The teacher takes a squishy ball (a stress ball, for example) and stands opposite the singer.  If you are working with groups you can arrange them in a circle facing inwards. The singers throw the ball across to each other but, each time the ball is thrown, the singer has to call out a WHOOP, a WEE, a YOOHOO or a COOEE sound. If the singer drops the ball there is a forfeit whereby they have to continue the game one knee. If they drop it again, they will have to sink to both knees – and so on, until they are sat on the floor with one hand behind their back, and are then out of the game. This is always met with laughter and the singers tend to forget they are even using their top notes: they are too busy trying to win! 

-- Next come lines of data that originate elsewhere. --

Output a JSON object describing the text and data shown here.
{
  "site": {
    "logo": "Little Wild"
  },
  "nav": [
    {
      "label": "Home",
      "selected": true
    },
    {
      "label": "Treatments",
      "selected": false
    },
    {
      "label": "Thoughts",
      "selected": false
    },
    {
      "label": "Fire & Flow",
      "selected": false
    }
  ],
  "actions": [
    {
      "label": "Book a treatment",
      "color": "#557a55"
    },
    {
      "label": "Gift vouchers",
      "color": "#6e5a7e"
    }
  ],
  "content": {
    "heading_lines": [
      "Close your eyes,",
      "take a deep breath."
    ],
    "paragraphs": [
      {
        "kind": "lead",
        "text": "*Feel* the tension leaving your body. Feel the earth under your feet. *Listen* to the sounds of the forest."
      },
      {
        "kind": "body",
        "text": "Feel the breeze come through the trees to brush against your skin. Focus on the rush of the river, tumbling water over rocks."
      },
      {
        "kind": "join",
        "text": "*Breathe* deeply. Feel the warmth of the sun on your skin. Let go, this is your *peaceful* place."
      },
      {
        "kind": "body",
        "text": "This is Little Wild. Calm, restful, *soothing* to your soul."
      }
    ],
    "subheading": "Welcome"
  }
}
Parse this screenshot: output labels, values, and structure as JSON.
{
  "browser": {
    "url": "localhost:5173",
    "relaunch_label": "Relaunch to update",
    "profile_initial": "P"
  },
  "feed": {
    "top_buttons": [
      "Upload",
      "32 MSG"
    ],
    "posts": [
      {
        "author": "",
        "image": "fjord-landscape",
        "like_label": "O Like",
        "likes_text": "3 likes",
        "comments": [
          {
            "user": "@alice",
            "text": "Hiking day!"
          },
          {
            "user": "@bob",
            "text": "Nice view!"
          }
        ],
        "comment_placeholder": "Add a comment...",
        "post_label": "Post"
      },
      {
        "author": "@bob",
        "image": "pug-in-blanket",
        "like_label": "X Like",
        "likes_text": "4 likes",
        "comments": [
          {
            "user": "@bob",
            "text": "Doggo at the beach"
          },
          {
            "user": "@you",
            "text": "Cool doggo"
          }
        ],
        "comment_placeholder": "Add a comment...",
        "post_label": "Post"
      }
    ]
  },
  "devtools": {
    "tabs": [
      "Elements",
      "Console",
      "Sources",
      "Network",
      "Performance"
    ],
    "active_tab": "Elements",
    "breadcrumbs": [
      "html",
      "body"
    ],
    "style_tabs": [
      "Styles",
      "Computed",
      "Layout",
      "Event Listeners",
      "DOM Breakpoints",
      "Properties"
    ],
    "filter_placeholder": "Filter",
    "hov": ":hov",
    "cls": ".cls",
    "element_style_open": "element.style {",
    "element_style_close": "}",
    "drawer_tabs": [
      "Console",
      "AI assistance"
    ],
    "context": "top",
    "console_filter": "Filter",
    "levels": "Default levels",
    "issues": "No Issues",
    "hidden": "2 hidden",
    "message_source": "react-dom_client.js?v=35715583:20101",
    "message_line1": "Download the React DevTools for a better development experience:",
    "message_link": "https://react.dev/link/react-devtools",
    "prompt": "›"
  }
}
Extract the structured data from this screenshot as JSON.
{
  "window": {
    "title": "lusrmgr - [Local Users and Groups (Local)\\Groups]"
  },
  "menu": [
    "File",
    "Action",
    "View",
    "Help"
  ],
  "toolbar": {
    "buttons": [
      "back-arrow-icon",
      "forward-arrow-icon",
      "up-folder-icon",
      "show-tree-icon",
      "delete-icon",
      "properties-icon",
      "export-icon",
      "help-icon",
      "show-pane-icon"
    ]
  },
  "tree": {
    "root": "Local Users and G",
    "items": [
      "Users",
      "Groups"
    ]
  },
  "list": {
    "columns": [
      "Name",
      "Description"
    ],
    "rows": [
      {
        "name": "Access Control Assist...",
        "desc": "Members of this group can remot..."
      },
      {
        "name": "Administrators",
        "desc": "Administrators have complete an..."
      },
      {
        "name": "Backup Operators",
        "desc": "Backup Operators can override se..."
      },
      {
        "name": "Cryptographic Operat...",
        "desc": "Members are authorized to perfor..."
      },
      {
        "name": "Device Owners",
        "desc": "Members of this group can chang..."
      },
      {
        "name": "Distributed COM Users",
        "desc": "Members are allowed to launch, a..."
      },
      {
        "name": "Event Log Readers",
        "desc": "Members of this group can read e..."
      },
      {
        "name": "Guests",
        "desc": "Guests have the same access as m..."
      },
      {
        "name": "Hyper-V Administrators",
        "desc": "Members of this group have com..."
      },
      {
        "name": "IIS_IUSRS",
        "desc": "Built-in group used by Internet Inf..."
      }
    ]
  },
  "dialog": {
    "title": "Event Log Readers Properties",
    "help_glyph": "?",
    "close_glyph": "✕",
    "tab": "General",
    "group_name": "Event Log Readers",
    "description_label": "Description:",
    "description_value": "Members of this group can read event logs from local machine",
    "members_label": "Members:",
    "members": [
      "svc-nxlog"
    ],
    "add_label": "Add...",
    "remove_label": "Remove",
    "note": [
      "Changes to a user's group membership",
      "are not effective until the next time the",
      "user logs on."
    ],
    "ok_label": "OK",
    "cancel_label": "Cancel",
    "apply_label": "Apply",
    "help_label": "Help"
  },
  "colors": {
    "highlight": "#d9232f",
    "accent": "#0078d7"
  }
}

3. Making Healthier Loud Sounds

Sally clearly enjoys making a loud sound but, currently, it’s not being executed favourably. Therefore, we can help Sally to make big noises in a healthier way by using bright, bratty or witchy sounds, otherwise known as: Twang. 

In his youtube series ‘Dr Dan’s Voice Essentials’, Australian based contemporary voice specialist Dr Dan states: “Twang is one of the most important foundational skills a student singer can learn because it helps to create vocal tract shapes that are highly efficient. The efficiency of twang is so high that research has shown that some users of twang can achieve up to 600% more volume with no extra effort… Essentially, the clear, focused resonance of twang helps your voice to work smarter – not harder.”

Sally doesn’t need to know the mechanics behind reducing the aryepiglottic space (even the word makes me need a nap!) We can simply get her calling out sounds such as HEY, MEOW and NEH with a twangy quality which we can pitch up and down the range, executing them with relatable, imaginative intent.  

4. Movement & Distraction

Movement can be exceptionally helpful when it comes to relieving some unnecessary tension. Some instructions might include: 

  • Turning the head from side to side
  • Rotating the shoulders
  • Hula Hooping Hips
  • Marching on the spot
  • Picture Drawing 

Not only does it have its uses as a distraction tool, but movement can help to unstick a static position, improve bodily awareness, give muscle groups a different job to do and help us to identify the potential source(s) of tension. 

With some of these ideas explored we can wave Sally off and lock up the studio each week, knowing that our plan of action is helping her find a less yelly, more released and healthy way of singing. As we know, not all exercises will work for every voice as each singer is individual, so it would be great to hear how you approach working with your ‘Sally Simpsons’.

If you have any other suggestions, questions or comments you can find me and the BAST Trainers in the BAST Facebook Group. To join click button below.